The major maker of light-emitting diodes has created a way to produce laser light that is 1,000 times stronger than laser light created through conventional methods, but which uses less power, the sources said.
The company, based in Tokushima Prefecture, implemented semiconductor design changes that made it possible to create a laser system capable of emitting stronger blue and green light. The semiconductor device is made of gallium nitride, the same material used in LEDs.
Green and blue laser light has traditionally been relatively weak and therefore is not used in many commercially available products. Blu-ray Disc players are one example.
Because laser light has a uniform wavelength, it can be projected in a straight line. Unlike light created by LEDs, laser light does not get diffused and thus can illuminate liquid crystal display TVs and PC monitors with far less power when used as backlighting -- up to 50% in the case of PCs.
Mitsubishi Electric and other companies have already developed red semiconductor lasers that can emit a strong light, but until now there had been no such system for green and blue lasers. Nichia's breakthrough means semiconductor laser light is now available in the three primary colors.

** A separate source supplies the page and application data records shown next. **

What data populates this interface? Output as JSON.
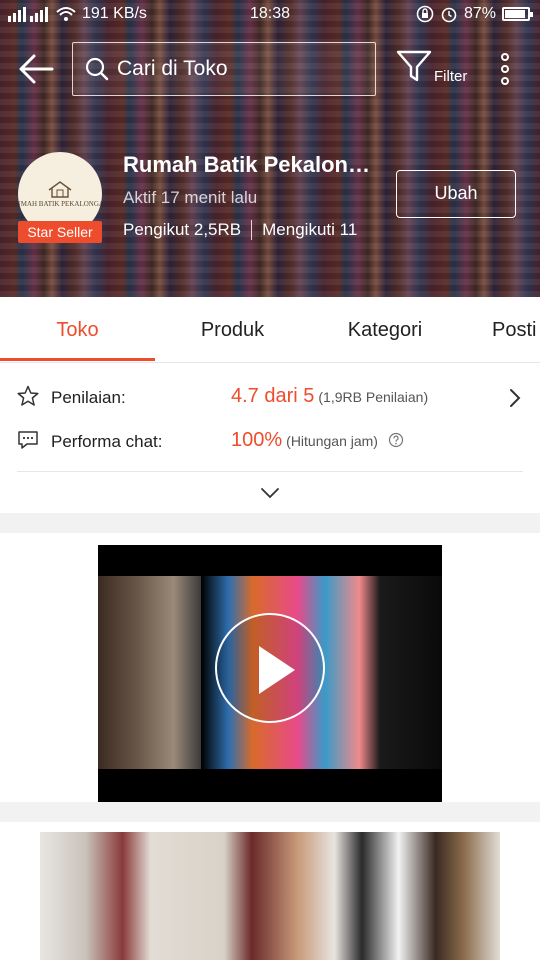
{
  "status_bar": {
    "network": "3G 4G",
    "speed": "191 KB/s",
    "time": "18:38",
    "battery": "87%"
  },
  "top_bar": {
    "search_placeholder": "Cari di Toko",
    "filter_label": "Filter"
  },
  "shop": {
    "logo_text": "RUMAH BATIK PEKALONGAN",
    "badge": "Star Seller",
    "name": "Rumah Batik Pekalon…",
    "active_status": "Aktif 17 menit lalu",
    "followers": "Pengikut 2,5RB",
    "following": "Mengikuti 11",
    "edit_label": "Ubah"
  },
  "tabs": [
    {
      "label": "Toko",
      "active": true
    },
    {
      "label": "Produk",
      "active": false
    },
    {
      "label": "Kategori",
      "active": false
    },
    {
      "label": "Posti",
      "active": false
    }
  ],
  "stats": {
    "rating_label": "Penilaian:",
    "rating_value": "4.7 dari 5",
    "rating_sub": "(1,9RB Penilaian)",
    "chat_label": "Performa chat:",
    "chat_value": "100%",
    "chat_sub": "(Hitungan jam)"
  },
  "colors": {
    "accent": "#ee4d2d",
    "text": "#222222",
    "divider": "#e6e6e6",
    "section_gap": "#f2f2f2"
  },
  "icons": [
    "back-arrow-icon",
    "search-icon",
    "filter-icon",
    "more-vertical-icon",
    "star-icon",
    "chat-icon",
    "help-icon",
    "chevron-right-icon",
    "chevron-down-icon",
    "play-icon",
    "wifi-icon",
    "alarm-icon"
  ]
}
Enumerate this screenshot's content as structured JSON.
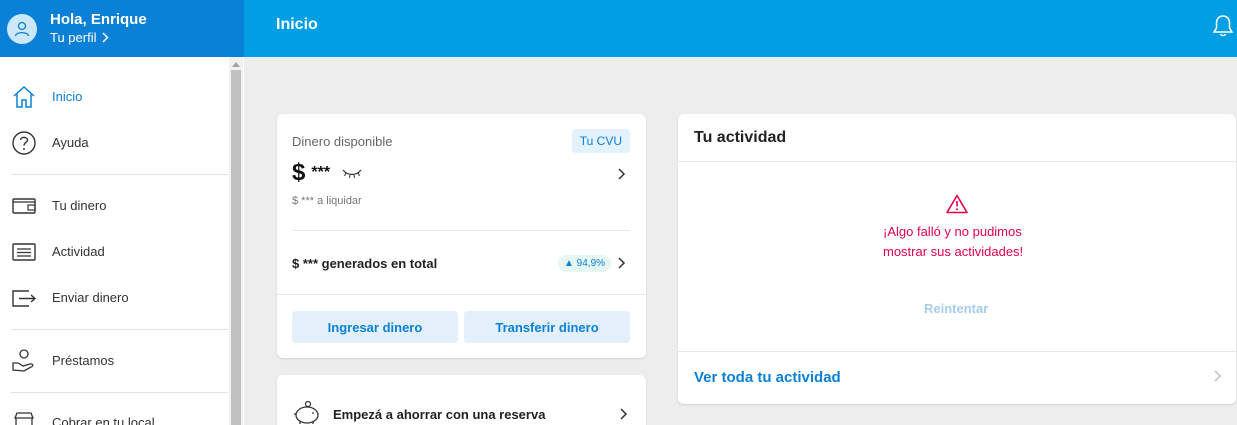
{
  "header": {
    "greeting": "Hola, Enrique",
    "profile_link": "Tu perfil",
    "page_title": "Inicio"
  },
  "sidebar": {
    "items": [
      {
        "label": "Inicio",
        "icon": "home-icon",
        "active": true
      },
      {
        "label": "Ayuda",
        "icon": "help-icon"
      },
      {
        "label": "Tu dinero",
        "icon": "wallet-icon"
      },
      {
        "label": "Actividad",
        "icon": "activity-icon"
      },
      {
        "label": "Enviar dinero",
        "icon": "send-money-icon"
      },
      {
        "label": "Préstamos",
        "icon": "loans-icon"
      },
      {
        "label": "Cobrar en tu local",
        "icon": "store-icon"
      }
    ]
  },
  "money_card": {
    "label": "Dinero disponible",
    "cvu_badge": "Tu CVU",
    "balance_symbol": "$",
    "balance_mask": "***",
    "pending": "$ *** a liquidar",
    "generated": "$ *** generados en total",
    "percent": "▲ 94,9%",
    "deposit_button": "Ingresar dinero",
    "transfer_button": "Transferir dinero"
  },
  "savings_card": {
    "label": "Empezá a ahorrar con una reserva"
  },
  "activity_card": {
    "title": "Tu actividad",
    "error": "¡Algo falló y no pudimos mostrar sus actividades!",
    "retry": "Reintentar",
    "see_all": "Ver toda tu actividad"
  },
  "colors": {
    "header_blue": "#009ee3",
    "profile_blue": "#0a80d6",
    "error_red": "#e3004f"
  }
}
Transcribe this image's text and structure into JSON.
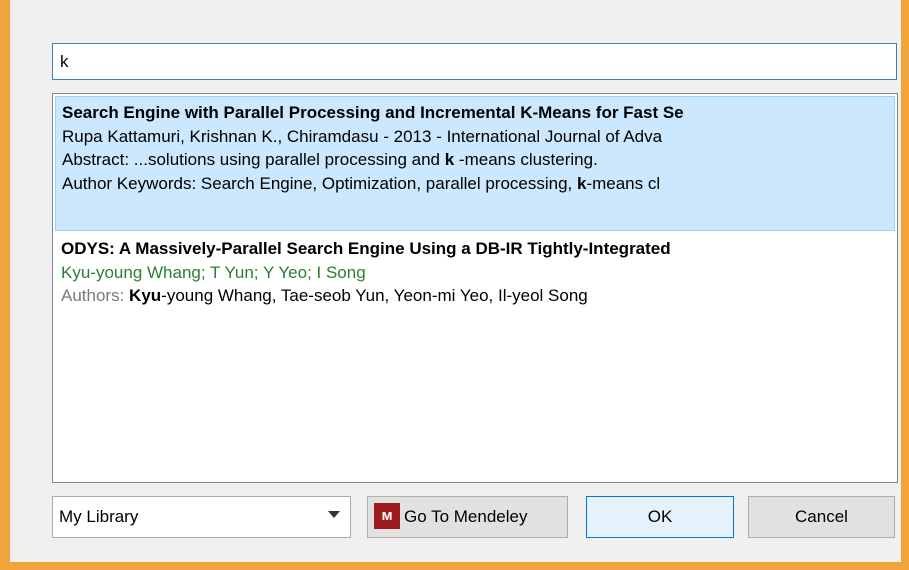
{
  "search": {
    "value": "k"
  },
  "results": [
    {
      "title": "Search Engine with Parallel Processing and Incremental K-Means for Fast Se",
      "meta": "Rupa Kattamuri, Krishnan K., Chiramdasu - 2013 - International Journal of Adva",
      "abstract_prefix": "Abstract: ...solutions using parallel processing and ",
      "abstract_highlight": "k",
      "abstract_suffix": " -means clustering.",
      "keywords_prefix": "Author Keywords: Search Engine, Optimization, parallel processing, ",
      "keywords_highlight": "k",
      "keywords_suffix": "-means cl"
    },
    {
      "title": "ODYS: A Massively-Parallel Search Engine Using a DB-IR Tightly-Integrated",
      "authors_short": "Kyu-young Whang; T Yun; Y Yeo; I Song",
      "authors_label": "Authors: ",
      "authors_highlight": "Kyu",
      "authors_rest": "-young Whang, Tae-seob Yun, Yeon-mi Yeo, Il-yeol Song"
    }
  ],
  "bottom": {
    "library": "My Library",
    "go_to_mendeley": "Go To Mendeley",
    "ok": "OK",
    "cancel": "Cancel"
  },
  "icons": {
    "mendeley": "mendeley-logo-icon",
    "dropdown": "dropdown-arrow-icon"
  },
  "colors": {
    "frame": "#f0a43c",
    "selection": "#cce8ff",
    "green_text": "#2e7d32"
  }
}
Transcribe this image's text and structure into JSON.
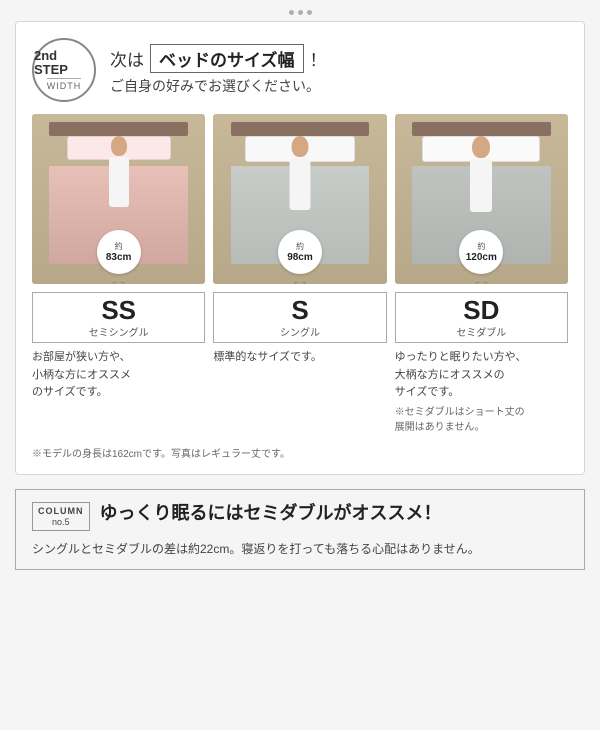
{
  "topDots": 3,
  "step": {
    "number": "2nd STEP",
    "width": "WIDTH",
    "titlePrefix": "次は",
    "titleHighlight": "ベッドのサイズ幅",
    "titleSuffix": "！",
    "subtitle": "ご自身の好みでお選びください。"
  },
  "beds": [
    {
      "widthApprox": "約",
      "widthValue": "83cm",
      "sizeCode": "SS",
      "sizeNameJp": "セミシングル",
      "description": "お部屋が狭い方や、\n小柄な方にオススメ\nのサイズです。",
      "note": ""
    },
    {
      "widthApprox": "約",
      "widthValue": "98cm",
      "sizeCode": "S",
      "sizeNameJp": "シングル",
      "description": "標準的なサイズです。",
      "note": ""
    },
    {
      "widthApprox": "約",
      "widthValue": "120cm",
      "sizeCode": "SD",
      "sizeNameJp": "セミダブル",
      "description": "ゆったりと眠りたい方や、\n大柄な方にオススメの\nサイズです。",
      "note": "※セミダブルはショート丈の\n展開はありません。"
    }
  ],
  "modelNote": "※モデルの身長は162cmです。写真はレギュラー丈です。",
  "column": {
    "labelText": "COLUMN",
    "labelNo": "no.5",
    "title": "ゆっくり眠るにはセミダブルがオススメ！",
    "body": "シングルとセミダブルの差は約22cm。寝返りを打っても落ちる心配はありません。"
  }
}
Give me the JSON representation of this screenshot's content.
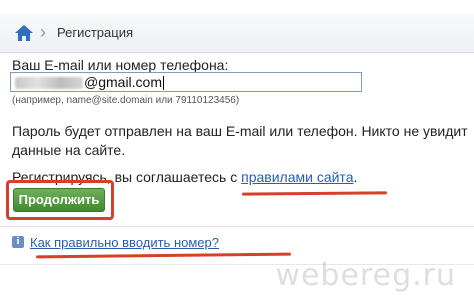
{
  "breadcrumb": {
    "home_icon": "home-icon",
    "separator": "›",
    "current": "Регистрация"
  },
  "form": {
    "email_label": "Ваш E-mail или номер телефона:",
    "email_value_visible": "@gmail.com",
    "email_hint": "(например, name@site.domain или 79110123456)",
    "info_line_1": "Пароль будет отправлен на ваш E-mail или телефон. Никто не увидит",
    "info_line_2": "данные на сайте.",
    "agree_prefix": "Регистрируясь, вы соглашаетесь с ",
    "agree_link": "правилами сайта",
    "agree_suffix": ".",
    "continue_label": "Продолжить"
  },
  "help": {
    "icon": "info-icon",
    "link": "Как правильно вводить номер?"
  },
  "watermark": "webereg.ru",
  "colors": {
    "link": "#2a5db0",
    "button": "#4f9a3c",
    "annotation": "#d6402a"
  }
}
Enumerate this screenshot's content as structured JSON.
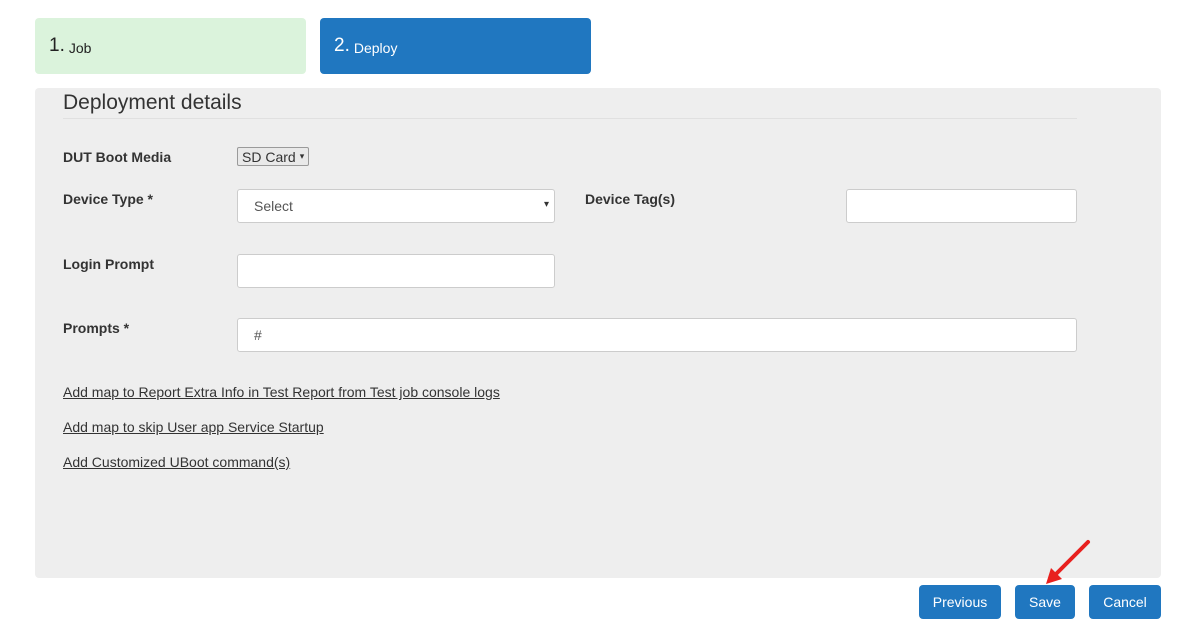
{
  "wizard": {
    "steps": [
      {
        "number": "1.",
        "label": "Job"
      },
      {
        "number": "2.",
        "label": "Deploy"
      }
    ]
  },
  "panel": {
    "title": "Deployment details",
    "fields": {
      "boot_media": {
        "label": "DUT Boot Media",
        "value": "SD Card"
      },
      "device_type": {
        "label": "Device Type *",
        "value": "Select"
      },
      "device_tags": {
        "label": "Device Tag(s)",
        "value": ""
      },
      "login_prompt": {
        "label": "Login Prompt",
        "value": ""
      },
      "prompts": {
        "label": "Prompts *",
        "value": "#"
      }
    },
    "links": [
      "Add map to Report Extra Info in Test Report from Test job console logs",
      "Add map to skip User app Service Startup",
      "Add Customized UBoot command(s)"
    ]
  },
  "buttons": {
    "previous": "Previous",
    "save": "Save",
    "cancel": "Cancel"
  },
  "colors": {
    "primary": "#2077c0",
    "step_done": "#dbf3dc",
    "panel_bg": "#eeeeee",
    "annotation": "#e8201e"
  },
  "icons": {
    "select_caret": "▾",
    "annotation": "red-arrow-icon"
  }
}
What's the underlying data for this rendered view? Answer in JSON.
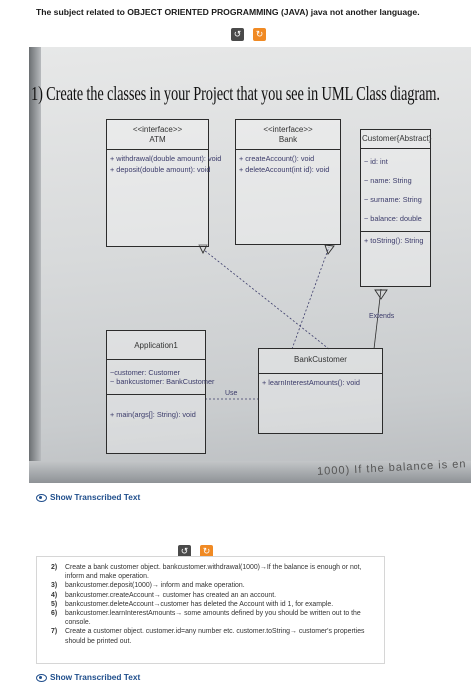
{
  "question": {
    "title": "The subject related to OBJECT ORIENTED PROGRAMMING (JAVA) java not another language."
  },
  "toolbar": {
    "undo_icon": "↺",
    "redo_icon": "↻"
  },
  "diagram_image": {
    "heading": "1) Create the classes in your Project that you see in UML Class diagram.",
    "atm": {
      "stereotype": "<<interface>>",
      "name": "ATM",
      "ops": [
        "+ withdrawal(double amount): void",
        "+ deposit(double amount): void"
      ]
    },
    "bank": {
      "stereotype": "<<interface>>",
      "name": "Bank",
      "ops": [
        "+ createAccount(): void",
        "+ deleteAccount(int id): void"
      ]
    },
    "customer": {
      "name": "Customer{Abstract}",
      "attrs": [
        "~ id: int",
        "~ name: String",
        "~ surname: String",
        "~ balance: double"
      ],
      "ops": [
        "+ toString(): String"
      ]
    },
    "application": {
      "name": "Application1",
      "attrs": [
        "~customer: Customer",
        "~ bankcustomer: BankCustomer"
      ],
      "ops": [
        "+ main(args[]: String): void"
      ]
    },
    "bankcustomer": {
      "name": "BankCustomer",
      "ops": [
        "+ learnInterestAmounts(): void"
      ]
    },
    "extends_label": "Extends",
    "use_label": "Use",
    "cutoff_text": "1000) If the balance is en"
  },
  "show_transcribed_label": "Show Transcribed Text",
  "tasks": [
    {
      "num": "2)",
      "text": "Create a bank customer object. bankcustomer.withdrawal(1000)→If the balance is enough or not, inform and make operation."
    },
    {
      "num": "3)",
      "text": "bankcustomer.deposit(1000)→ inform and make operation."
    },
    {
      "num": "4)",
      "text": "bankcustomer.createAccount→ customer has created an an account."
    },
    {
      "num": "5)",
      "text": "bankcustomer.deleteAccount→customer has deleted the Account with id 1, for example."
    },
    {
      "num": "6)",
      "text": "bankcustomer.learnInterestAmounts→ some amounts defined by you should be written out to the console."
    },
    {
      "num": "7)",
      "text": "Create a customer object. customer.id=any number etc. customer.toString→ customer's properties should be printed out."
    }
  ]
}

Nichia has begun shipping samples to consumer electronics makers and aims to commercialize the technology by 2016.